Herb Mackey, the owner of Mackey Construction when he decided to clean up his life and serve as a minister — he was a pastor at Grace Baptist for 12 years and still helps at the church — has been to Rwanda three times. A lot of his time there was uplifting to him and the street children he helped.

“It’s a relationship ministry,” Mackey said. “I spend a lot of time getting to know them, letting them know that they’re loved. I made a lot of friends. It was building lives and relationships.”

Mackey went to Rwanda for the first time in 2011, joining a group of 10 from College Station, Pennsylvania. In 2014 he accompanied a group from Grace Bible Church that included Evan Mackey, Ashley Parks, Rodney Parks, Stephanie Cross, Myrna Stone, Sandy Lee, Eli Beach and Ivy Jenkins. Mackey was there again last year.

“We spent a lot of time at the schools,” he said. “I leave a piece of my heart there every time we go. I can’t wait to go again.”

Cross, a Star Commercial Printing employee, said she didn’t know what to expect when she made the trip three years ago.

“I knew they’d have some Bible study and we would go to the school every day,” she said. “We had someone who would teach music and Sandy (Lee) would teach art … they were very excited for us to be there, very eager to learn. They wanted to outdo each other.”

She makes it clear why she wants to return.

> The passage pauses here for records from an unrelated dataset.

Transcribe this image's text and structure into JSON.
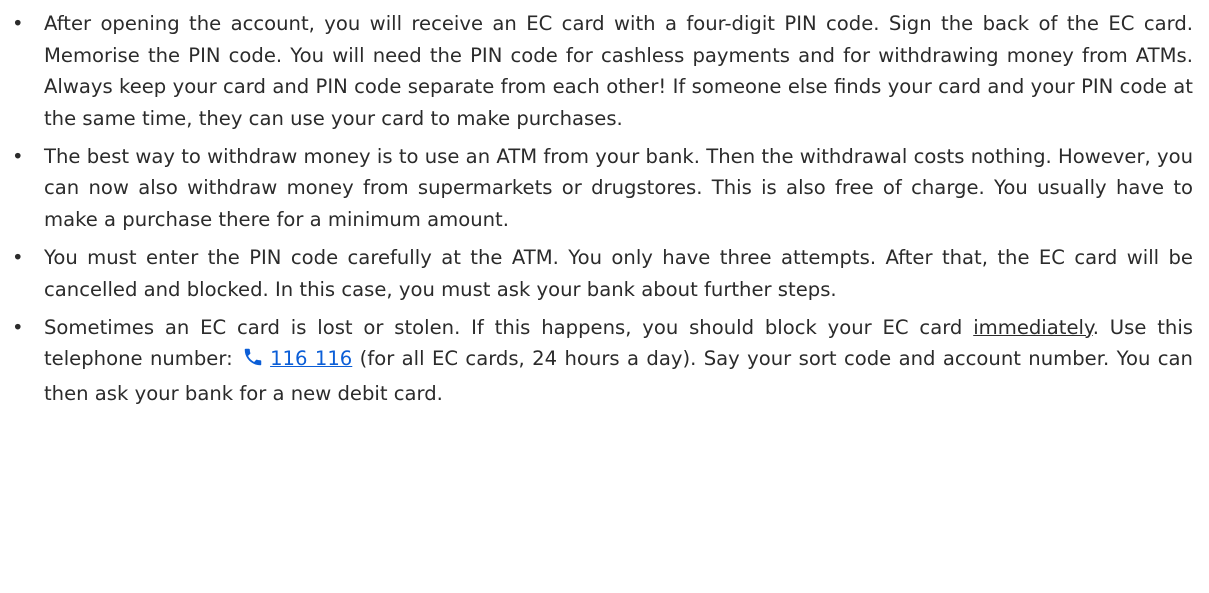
{
  "bullet_char": "•",
  "items": [
    {
      "text": "After opening the account, you will receive an EC card with a four-digit PIN code. Sign the back of the EC card. Memorise the PIN code. You will need the PIN code for cashless payments and for withdrawing money from ATMs. Always keep your card and PIN code separate from each other! If someone else finds your card and your PIN code at the same time, they can use your card to make purchases."
    },
    {
      "text": "The best way to withdraw money is to use an ATM from your bank. Then the withdrawal costs nothing. However, you can now also withdraw money from supermarkets or drugstores. This is also free of charge. You usually have to make a purchase there for a minimum amount."
    },
    {
      "text": "You must enter the PIN code carefully at the ATM. You only have three attempts. After that, the EC card will be cancelled and blocked. In this case, you must ask your bank about further steps."
    },
    {
      "part1": "Sometimes an EC card is lost or stolen. If this happens, you should block your EC card ",
      "emphasis": "immediately",
      "part2": ". Use this telephone number: ",
      "phone_icon": "phone-icon",
      "phone_number": "116 116",
      "part3": " (for all EC cards, 24 hours a day). Say your sort code and account number. You can then ask your bank for a new debit card."
    }
  ],
  "colors": {
    "text": "#2b2b2b",
    "link": "#0b5ed7",
    "icon": "#0b5ed7"
  }
}
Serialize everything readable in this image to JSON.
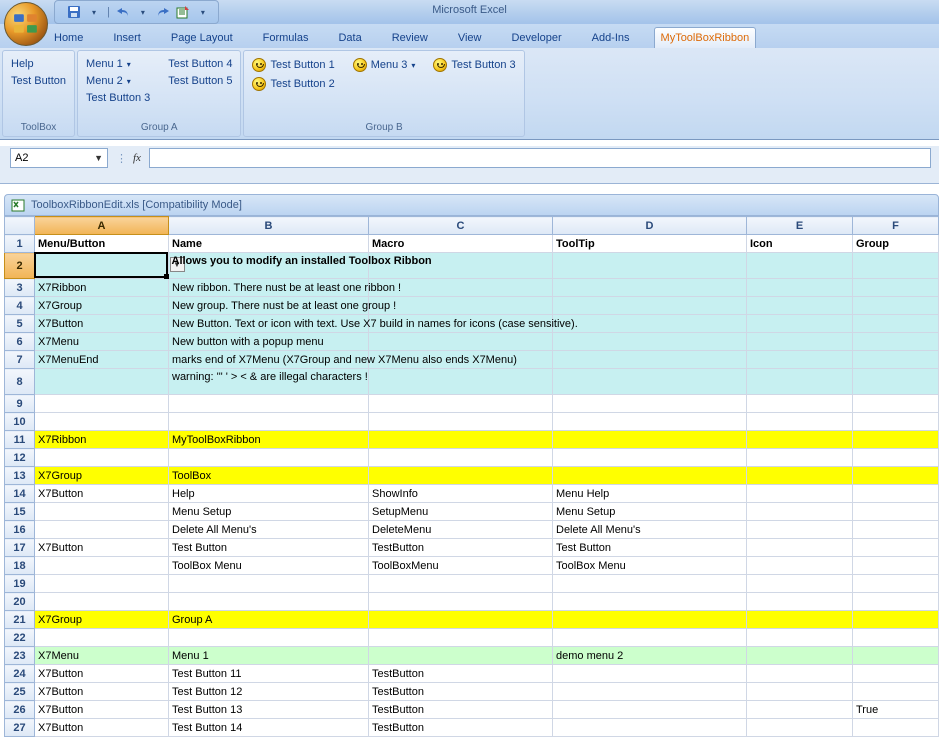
{
  "app_title": "Microsoft Excel",
  "qat": {
    "save": "save-icon",
    "undo": "undo-icon",
    "redo": "redo-icon",
    "export": "export-icon"
  },
  "tabs": [
    "Home",
    "Insert",
    "Page Layout",
    "Formulas",
    "Data",
    "Review",
    "View",
    "Developer",
    "Add-Ins",
    "MyToolBoxRibbon"
  ],
  "active_tab": "MyToolBoxRibbon",
  "ribbon": {
    "groups": [
      {
        "label": "ToolBox",
        "cols": [
          [
            {
              "t": "Help"
            },
            {
              "t": "Test Button"
            }
          ]
        ]
      },
      {
        "label": "Group A",
        "cols": [
          [
            {
              "t": "Menu 1",
              "dd": true
            },
            {
              "t": "Menu 2",
              "dd": true
            },
            {
              "t": "Test Button 3"
            }
          ],
          [
            {
              "t": "Test Button 4"
            },
            {
              "t": "Test Button 5"
            }
          ]
        ]
      },
      {
        "label": "Group B",
        "cols": [
          [
            {
              "t": "Test Button 1",
              "smile": true
            },
            {
              "t": "Test Button 2",
              "smile": true
            }
          ],
          [
            {
              "t": "Menu 3",
              "dd": true,
              "smile": true
            }
          ],
          [
            {
              "t": "Test Button 3",
              "smile": true
            }
          ]
        ]
      }
    ]
  },
  "namebox": "A2",
  "fx_label": "fx",
  "workbook_title": "ToolboxRibbonEdit.xls  [Compatibility Mode]",
  "columns": [
    "A",
    "B",
    "C",
    "D",
    "E",
    "F"
  ],
  "header_row": [
    "Menu/Button",
    "Name",
    "Macro",
    "ToolTip",
    "Icon",
    "Group"
  ],
  "row2_overflow": "Allows you to modify an installed Toolbox Ribbon",
  "rows": [
    {
      "n": 3,
      "cls": "cyan",
      "c": [
        "X7Ribbon",
        "New ribbon.   There nust be at least one ribbon !",
        "",
        "",
        "",
        ""
      ]
    },
    {
      "n": 4,
      "cls": "cyan",
      "c": [
        "X7Group",
        "New group.   There nust be at least one group !",
        "",
        "",
        "",
        ""
      ]
    },
    {
      "n": 5,
      "cls": "cyan",
      "c": [
        "X7Button",
        "New Button.  Text or icon with text. Use X7 build in names for icons (case sensitive).",
        "",
        "",
        "",
        ""
      ]
    },
    {
      "n": 6,
      "cls": "cyan",
      "c": [
        "X7Menu",
        "New button with a popup menu",
        "",
        "",
        "",
        ""
      ]
    },
    {
      "n": 7,
      "cls": "cyan",
      "c": [
        "X7MenuEnd",
        "marks end of X7Menu (X7Group and new X7Menu also ends X7Menu)",
        "",
        "",
        "",
        ""
      ]
    },
    {
      "n": 8,
      "cls": "cyan tall",
      "c": [
        "",
        "warning: '\" '  > < & are illegal characters !",
        "",
        "",
        "",
        ""
      ]
    },
    {
      "n": 9,
      "cls": "",
      "c": [
        "",
        "",
        "",
        "",
        "",
        ""
      ]
    },
    {
      "n": 10,
      "cls": "",
      "c": [
        "",
        "",
        "",
        "",
        "",
        ""
      ]
    },
    {
      "n": 11,
      "cls": "yellow",
      "c": [
        "X7Ribbon",
        "MyToolBoxRibbon",
        "",
        "",
        "",
        ""
      ]
    },
    {
      "n": 12,
      "cls": "",
      "c": [
        "",
        "",
        "",
        "",
        "",
        ""
      ]
    },
    {
      "n": 13,
      "cls": "yellow",
      "c": [
        "X7Group",
        "ToolBox",
        "",
        "",
        "",
        ""
      ]
    },
    {
      "n": 14,
      "cls": "",
      "c": [
        "X7Button",
        "Help",
        "ShowInfo",
        "Menu Help",
        "",
        ""
      ]
    },
    {
      "n": 15,
      "cls": "",
      "c": [
        "",
        "Menu Setup",
        "SetupMenu",
        "Menu Setup",
        "",
        ""
      ]
    },
    {
      "n": 16,
      "cls": "",
      "c": [
        "",
        "Delete All Menu's",
        "DeleteMenu",
        "Delete All Menu's",
        "",
        ""
      ]
    },
    {
      "n": 17,
      "cls": "",
      "c": [
        "X7Button",
        "Test Button",
        "TestButton",
        "Test Button",
        "",
        ""
      ]
    },
    {
      "n": 18,
      "cls": "",
      "c": [
        "",
        "ToolBox Menu",
        "ToolBoxMenu",
        "ToolBox Menu",
        "",
        ""
      ]
    },
    {
      "n": 19,
      "cls": "",
      "c": [
        "",
        "",
        "",
        "",
        "",
        ""
      ]
    },
    {
      "n": 20,
      "cls": "",
      "c": [
        "",
        "",
        "",
        "",
        "",
        ""
      ]
    },
    {
      "n": 21,
      "cls": "yellow",
      "c": [
        "X7Group",
        "Group A",
        "",
        "",
        "",
        ""
      ]
    },
    {
      "n": 22,
      "cls": "",
      "c": [
        "",
        "",
        "",
        "",
        "",
        ""
      ]
    },
    {
      "n": 23,
      "cls": "green",
      "c": [
        "X7Menu",
        "Menu 1",
        "",
        "demo menu 2",
        "",
        ""
      ]
    },
    {
      "n": 24,
      "cls": "",
      "c": [
        "X7Button",
        "Test Button 11",
        "TestButton",
        "",
        "",
        ""
      ]
    },
    {
      "n": 25,
      "cls": "",
      "c": [
        "X7Button",
        "Test Button 12",
        "TestButton",
        "",
        "",
        ""
      ]
    },
    {
      "n": 26,
      "cls": "",
      "c": [
        "X7Button",
        "Test Button 13",
        "TestButton",
        "",
        "",
        "True"
      ]
    },
    {
      "n": 27,
      "cls": "",
      "c": [
        "X7Button",
        "Test Button 14",
        "TestButton",
        "",
        "",
        ""
      ]
    }
  ]
}
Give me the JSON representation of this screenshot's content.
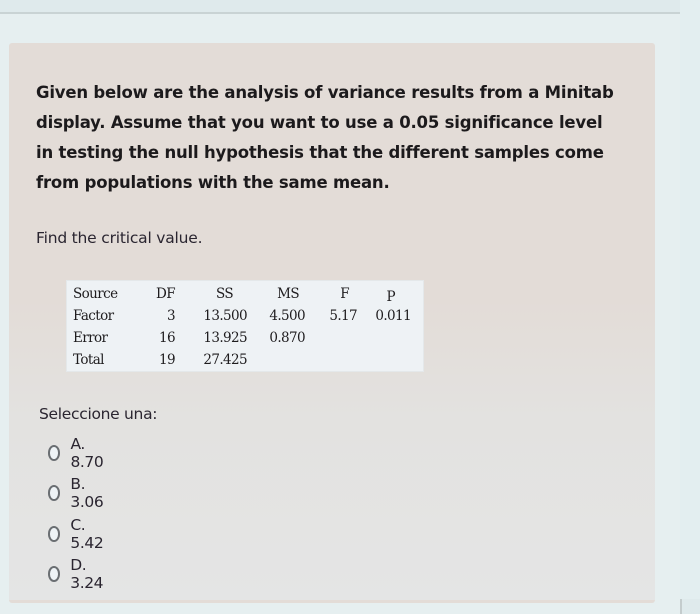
{
  "question": {
    "lines": [
      "Given below are the analysis of variance results from a Minitab",
      "display. Assume that you want to use a 0.05 significance level",
      "in testing the null hypothesis that the different samples come",
      "from populations with the same mean."
    ],
    "prompt": "Find the critical value."
  },
  "anova": {
    "headers": [
      "Source",
      "DF",
      "SS",
      "MS",
      "F",
      "P"
    ],
    "rows": [
      [
        "Factor",
        "3",
        "13.500",
        "4.500",
        "5.17",
        "0.011"
      ],
      [
        "Error",
        "16",
        "13.925",
        "0.870",
        "",
        ""
      ],
      [
        "Total",
        "19",
        "27.425",
        "",
        "",
        ""
      ]
    ]
  },
  "answer": {
    "label": "Seleccione una:",
    "selected": null,
    "options": [
      {
        "letter": "A.",
        "value": "8.70",
        "text": "A. 8.70"
      },
      {
        "letter": "B.",
        "value": "3.06",
        "text": "B. 3.06"
      },
      {
        "letter": "C.",
        "value": "5.42",
        "text": "C. 5.42"
      },
      {
        "letter": "D.",
        "value": "3.24",
        "text": "D. 3.24"
      }
    ]
  },
  "colors": {
    "background": "#dfeaec",
    "card": "#e3dcd7",
    "table_bg": "#eef2f5",
    "text": "#1c1a1c"
  }
}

“Because I miss them. They’re like my family It’s the best experience I ever had in my life. It’s the closest I ever was to God or have seen Him or felt Him. I don’t know if I’ll ever have that feeling again.

“It was a gift to me. It was life-changing. When we went on this trip, we mostly talked to (the children), got to know them, spent quality time with them. I just hugged them all.

“I was told I would fall in love with them, and I did.”

When the group approached the school, it was bedlam “in the best possible way,” Cross said.

“It’s like a rock star coming into town and they’re the groupies. They’re so excited every day we came into town.”

Kayinamura calls Rwanda “the most peaceful country on the continent, but they don’t want to focus on what happened in the past. They want to focus on the future.”

“I’m never afraid when I go there,” Mackey said.

Things have changed in his country. For instance, there was one university when Kayinamura, who is 37, grew up. Now there are more than 10.

“Right now it is a miraculous story,” he said, “the transformation that has taken place since the genocide is remarkable.”

A hero is current President Paul Kagame, the former general who led the army in stopping the genocide.

“He is very, very popular, not just in Rwanda, but all of Africa,” Kayinamura said. “All the other presidents like what he’s done in Rwanda.”

So he doesn’t come seeking people to come to Rwanda to build homes; rather to spread what probably is his favorite word: Love.

“For us, imagine a child who is 12 … runaway kids. They use drugs, live under bridges. They just run away from their families to beg for money. They get used to the street life.”

At Christ Bible last Sunday morning, Kayinamura showed pictures and told the story of Jean Claude, a young Rwanda man who was discarded by his family. He was discovered by the Children’s Network, got an education and now is working.

Better than that, he reunited with his family and is the bread-winner after his father broke his back falling off a roof.

“That’s a miracle,” Kayinamura said.

So what’s the big deal about visitors, say, from Miles City, spending a week  or two in Rwanda.

“When they see somebody from Miles City come to hug them, they realize they are something special,” he said. “Those kids are getting their first chance to love somebody. He (or she) is now their family.”

Mackey added: “I was just blown away by all the children who had no homes. I feel good when I come home. I promised them I’d be back. They made more difference in my life, I think, than I did in theirs.”


FOOTNOTE: Rwanda’s area is 10,169 square miles, which is smaller than Massachusetts. The population is expected to be12.322 million by 2018. The country is in central/eastern Africa, a few degrees south of the equator and is landlocked by four countries — the Democratic Republic of the Congo, Uganda, Tanzania and Burundi.

(Contact Abe Winter at starcity@midrivers.com or 406-234-0450.)

(EDITOR'S NOTE: Please see the the photo gallery Rwanda for more photos)